*Problem requirements:*
With the records as your source, report how many lines contain "subtitle". Add no other words.

Dataset rows for apps and sites:

**********

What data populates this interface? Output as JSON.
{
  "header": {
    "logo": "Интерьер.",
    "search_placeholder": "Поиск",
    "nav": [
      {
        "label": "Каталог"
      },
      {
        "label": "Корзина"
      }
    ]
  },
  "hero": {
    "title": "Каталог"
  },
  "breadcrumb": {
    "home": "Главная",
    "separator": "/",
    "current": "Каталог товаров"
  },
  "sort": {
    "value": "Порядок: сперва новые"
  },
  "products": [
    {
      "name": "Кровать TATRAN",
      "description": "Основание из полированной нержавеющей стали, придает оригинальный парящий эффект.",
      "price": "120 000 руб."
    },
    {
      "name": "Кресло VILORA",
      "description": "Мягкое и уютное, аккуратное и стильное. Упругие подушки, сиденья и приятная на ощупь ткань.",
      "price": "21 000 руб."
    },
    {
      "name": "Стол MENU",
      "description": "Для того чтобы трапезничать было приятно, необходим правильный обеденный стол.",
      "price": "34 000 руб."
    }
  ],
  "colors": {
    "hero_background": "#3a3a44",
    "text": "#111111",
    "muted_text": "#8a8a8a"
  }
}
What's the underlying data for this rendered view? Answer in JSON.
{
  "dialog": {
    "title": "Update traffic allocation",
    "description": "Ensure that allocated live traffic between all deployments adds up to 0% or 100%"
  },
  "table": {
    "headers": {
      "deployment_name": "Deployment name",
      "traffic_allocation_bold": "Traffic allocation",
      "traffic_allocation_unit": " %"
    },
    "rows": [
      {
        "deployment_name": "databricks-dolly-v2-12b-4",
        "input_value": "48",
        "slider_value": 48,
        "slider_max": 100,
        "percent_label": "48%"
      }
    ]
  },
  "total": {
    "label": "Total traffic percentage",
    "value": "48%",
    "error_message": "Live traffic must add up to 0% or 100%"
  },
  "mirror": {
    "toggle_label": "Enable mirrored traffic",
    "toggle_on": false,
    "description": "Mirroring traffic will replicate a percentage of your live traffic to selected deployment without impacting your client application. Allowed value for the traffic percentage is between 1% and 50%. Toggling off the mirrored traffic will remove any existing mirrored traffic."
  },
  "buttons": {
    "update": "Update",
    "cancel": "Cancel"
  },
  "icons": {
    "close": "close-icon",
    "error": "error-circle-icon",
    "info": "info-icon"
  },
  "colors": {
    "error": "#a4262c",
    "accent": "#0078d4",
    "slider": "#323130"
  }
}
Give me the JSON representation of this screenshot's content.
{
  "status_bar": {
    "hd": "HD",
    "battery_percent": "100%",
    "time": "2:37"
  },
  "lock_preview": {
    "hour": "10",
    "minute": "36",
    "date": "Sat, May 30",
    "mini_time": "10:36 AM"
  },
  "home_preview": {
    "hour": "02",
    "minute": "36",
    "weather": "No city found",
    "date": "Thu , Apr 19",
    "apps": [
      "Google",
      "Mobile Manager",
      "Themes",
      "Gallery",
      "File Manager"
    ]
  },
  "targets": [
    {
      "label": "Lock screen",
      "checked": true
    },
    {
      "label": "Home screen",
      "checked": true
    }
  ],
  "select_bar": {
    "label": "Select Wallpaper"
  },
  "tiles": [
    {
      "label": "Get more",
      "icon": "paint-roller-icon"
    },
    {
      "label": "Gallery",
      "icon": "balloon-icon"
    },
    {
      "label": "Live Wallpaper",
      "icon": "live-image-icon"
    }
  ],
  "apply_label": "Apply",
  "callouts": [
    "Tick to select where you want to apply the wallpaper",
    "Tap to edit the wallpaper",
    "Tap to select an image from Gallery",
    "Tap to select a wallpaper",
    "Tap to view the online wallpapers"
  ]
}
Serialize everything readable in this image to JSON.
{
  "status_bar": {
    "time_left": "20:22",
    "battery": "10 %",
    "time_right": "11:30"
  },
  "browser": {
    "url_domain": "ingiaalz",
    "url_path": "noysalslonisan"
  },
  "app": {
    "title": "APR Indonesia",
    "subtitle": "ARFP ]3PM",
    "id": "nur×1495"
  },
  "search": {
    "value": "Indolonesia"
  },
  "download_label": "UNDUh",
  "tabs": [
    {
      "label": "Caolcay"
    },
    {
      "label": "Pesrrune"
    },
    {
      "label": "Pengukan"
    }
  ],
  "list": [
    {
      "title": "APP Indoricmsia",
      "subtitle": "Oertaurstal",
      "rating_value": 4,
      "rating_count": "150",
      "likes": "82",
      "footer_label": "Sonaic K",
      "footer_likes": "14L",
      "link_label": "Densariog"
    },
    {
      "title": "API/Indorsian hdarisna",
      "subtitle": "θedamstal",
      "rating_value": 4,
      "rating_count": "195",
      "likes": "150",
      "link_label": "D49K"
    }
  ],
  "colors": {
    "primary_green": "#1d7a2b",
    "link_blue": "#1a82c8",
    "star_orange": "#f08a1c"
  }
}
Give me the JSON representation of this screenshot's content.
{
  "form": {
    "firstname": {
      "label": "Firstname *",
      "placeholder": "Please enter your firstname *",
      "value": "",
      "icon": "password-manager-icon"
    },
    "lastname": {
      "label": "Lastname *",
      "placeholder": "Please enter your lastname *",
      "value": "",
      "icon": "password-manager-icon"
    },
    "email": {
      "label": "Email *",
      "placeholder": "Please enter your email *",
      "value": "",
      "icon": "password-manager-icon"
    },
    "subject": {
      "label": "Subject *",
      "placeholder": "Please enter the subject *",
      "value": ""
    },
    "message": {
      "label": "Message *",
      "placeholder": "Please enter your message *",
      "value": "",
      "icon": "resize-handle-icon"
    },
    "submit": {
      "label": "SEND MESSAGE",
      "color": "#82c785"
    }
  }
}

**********

*Task output:*
3